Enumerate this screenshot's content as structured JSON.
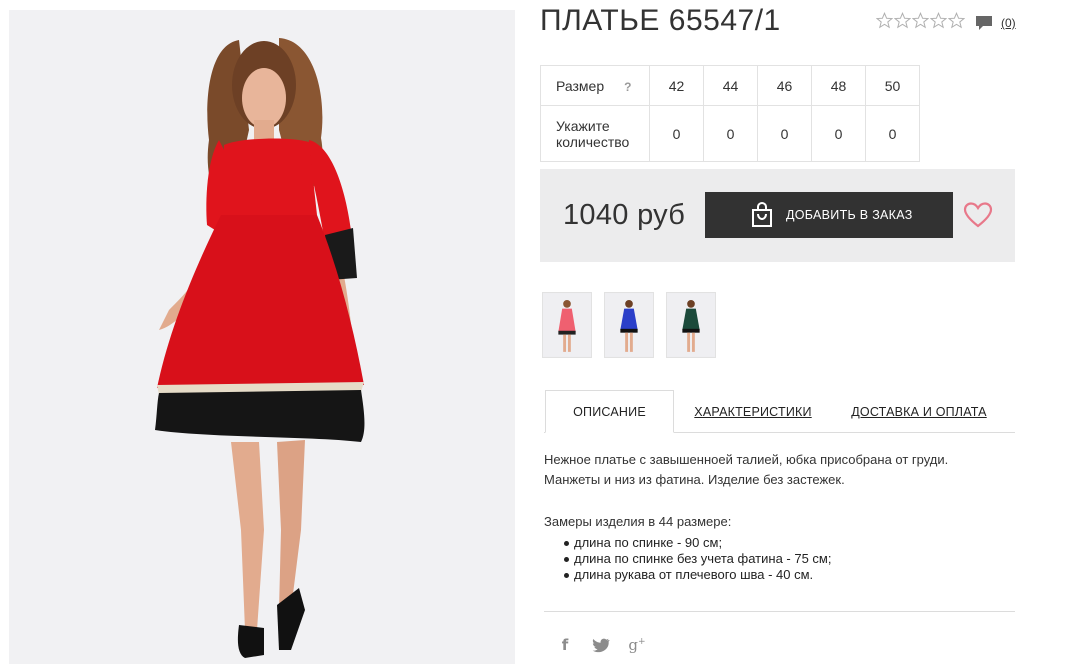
{
  "product": {
    "title": "ПЛАТЬЕ 65547/1",
    "rating_stars": 5,
    "rating_value": 0,
    "comment_count": "(0)",
    "price": "1040 руб",
    "add_to_cart_label": "ДОБАВИТЬ В ЗАКАЗ",
    "dress_color": "#e0141c",
    "icons": [
      "star-icon",
      "comment-icon",
      "bag-icon",
      "heart-icon",
      "facebook-icon",
      "twitter-icon",
      "google-plus-icon"
    ]
  },
  "size_table": {
    "size_label": "Размер",
    "help": "?",
    "qty_label_1": "Укажите",
    "qty_label_2": "количество",
    "sizes": [
      "42",
      "44",
      "46",
      "48",
      "50"
    ],
    "quantities": [
      "0",
      "0",
      "0",
      "0",
      "0"
    ]
  },
  "thumbnails": [
    {
      "color": "#ef6070"
    },
    {
      "color": "#2b3fc9"
    },
    {
      "color": "#1c4a3b"
    }
  ],
  "tabs": {
    "description": "ОПИСАНИЕ",
    "characteristics": "ХАРАКТЕРИСТИКИ",
    "delivery": "ДОСТАВКА И ОПЛАТА"
  },
  "description": {
    "line1": "Нежное платье с завышенноей талией, юбка присобрана от груди.",
    "line2": "Манжеты и низ из фатина. Изделие без застежек.",
    "measure_title": "Замеры изделия в 44 размере:",
    "measures": [
      "длина по спинке - 90 см;",
      "длина по спинке без учета фатина - 75 см;",
      "длина рукава от плечевого шва - 40 см."
    ]
  },
  "social": {
    "facebook": "f",
    "twitter": "🐦",
    "gplus": "g",
    "gplus_sup": "+"
  }
}
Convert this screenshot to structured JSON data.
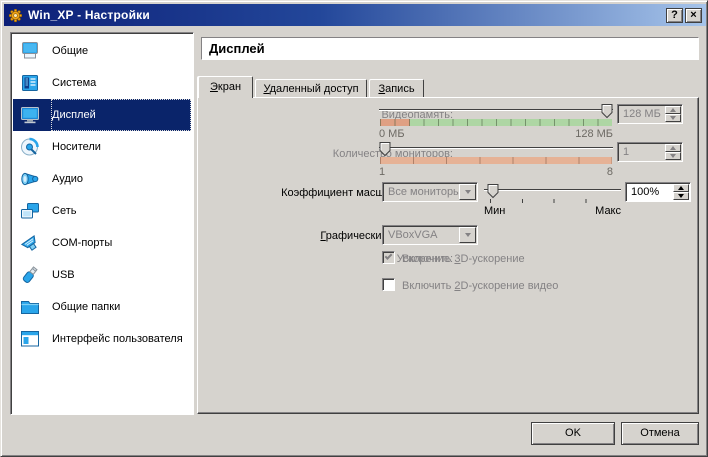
{
  "window": {
    "title": "Win_XP - Настройки",
    "help_button": "?",
    "close_button": "×"
  },
  "sidebar": {
    "items": [
      {
        "label": "Общие"
      },
      {
        "label": "Система"
      },
      {
        "label": "Дисплей",
        "selected": true
      },
      {
        "label": "Носители"
      },
      {
        "label": "Аудио"
      },
      {
        "label": "Сеть"
      },
      {
        "label": "COM-порты"
      },
      {
        "label": "USB"
      },
      {
        "label": "Общие папки"
      },
      {
        "label": "Интерфейс пользователя"
      }
    ]
  },
  "header": {
    "title": "Дисплей"
  },
  "tabs": [
    {
      "text": "Экран",
      "u": 0,
      "active": true
    },
    {
      "text": "Удаленный доступ",
      "u": 0
    },
    {
      "text": "Запись",
      "u": 0
    }
  ],
  "screen_tab": {
    "video_memory": {
      "label": {
        "text": "Видеопамять:",
        "u": 0
      },
      "scale_min": "0 МБ",
      "scale_max": "128 МБ",
      "value": "128 МБ",
      "enabled": false
    },
    "monitor_count": {
      "label": {
        "text": "Количество мониторов:",
        "u": 11
      },
      "scale_min": "1",
      "scale_max": "8",
      "value": "1",
      "enabled": false
    },
    "scale_factor": {
      "label": "Коэффициент масштабирования:",
      "dropdown_value": "Все мониторы",
      "scale_min": "Мин",
      "scale_max": "Макс",
      "value": "100%",
      "enabled": true
    },
    "graphics_controller": {
      "label": {
        "text": "Графический контроллер:",
        "u": 0
      },
      "dropdown_value": "VBoxVGA"
    },
    "acceleration": {
      "label": "Ускорение:",
      "checkbox_3d": {
        "text": "Включить 3D-ускорение",
        "u": 9,
        "checked": true
      },
      "checkbox_2d": {
        "text": "Включить 2D-ускорение видео",
        "u": 9,
        "checked": false
      }
    }
  },
  "footer": {
    "ok": "OK",
    "cancel": "Отмена"
  },
  "colors": {
    "dialog_bg": "#d6d3ce",
    "titlebar_left": "#0c1f77",
    "titlebar_right": "#a6c4ea",
    "selection_bg": "#0a246a",
    "gauge_green": "#aed6a4",
    "gauge_orange": "#dfa083",
    "gauge_monitors": "#e6b296",
    "disabled_text": "#848284"
  }
}
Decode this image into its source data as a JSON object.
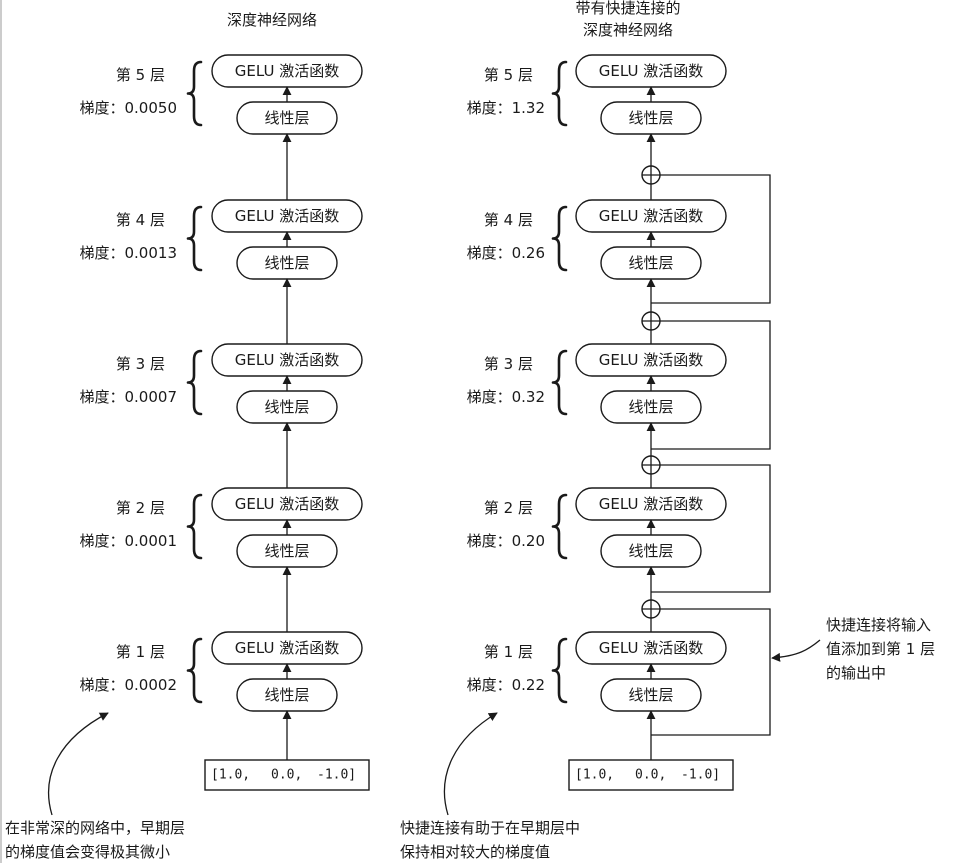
{
  "left": {
    "title": "深度神经网络",
    "input": [
      "[1.0,",
      "0.0,",
      "-1.0]"
    ],
    "layers": [
      {
        "name": "第 5 层",
        "grad": "梯度：0.0050",
        "act": "GELU 激活函数",
        "lin": "线性层"
      },
      {
        "name": "第 4 层",
        "grad": "梯度：0.0013",
        "act": "GELU 激活函数",
        "lin": "线性层"
      },
      {
        "name": "第 3 层",
        "grad": "梯度：0.0007",
        "act": "GELU 激活函数",
        "lin": "线性层"
      },
      {
        "name": "第 2 层",
        "grad": "梯度：0.0001",
        "act": "GELU 激活函数",
        "lin": "线性层"
      },
      {
        "name": "第 1 层",
        "grad": "梯度：0.0002",
        "act": "GELU 激活函数",
        "lin": "线性层"
      }
    ],
    "note": [
      "在非常深的网络中，早期层",
      "的梯度值会变得极其微小"
    ]
  },
  "right": {
    "title": [
      "带有快捷连接的",
      "深度神经网络"
    ],
    "input": [
      "[1.0,",
      "0.0,",
      "-1.0]"
    ],
    "layers": [
      {
        "name": "第 5 层",
        "grad": "梯度：1.32",
        "act": "GELU 激活函数",
        "lin": "线性层"
      },
      {
        "name": "第 4 层",
        "grad": "梯度：0.26",
        "act": "GELU 激活函数",
        "lin": "线性层"
      },
      {
        "name": "第 3 层",
        "grad": "梯度：0.32",
        "act": "GELU 激活函数",
        "lin": "线性层"
      },
      {
        "name": "第 2 层",
        "grad": "梯度：0.20",
        "act": "GELU 激活函数",
        "lin": "线性层"
      },
      {
        "name": "第 1 层",
        "grad": "梯度：0.22",
        "act": "GELU 激活函数",
        "lin": "线性层"
      }
    ],
    "note": [
      "快捷连接有助于在早期层中",
      "保持相对较大的梯度值"
    ],
    "side_note": [
      "快捷连接将输入",
      "值添加到第 1 层",
      "的输出中"
    ]
  }
}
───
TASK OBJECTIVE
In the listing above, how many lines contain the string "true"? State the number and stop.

WRITTEN RESPONSE
4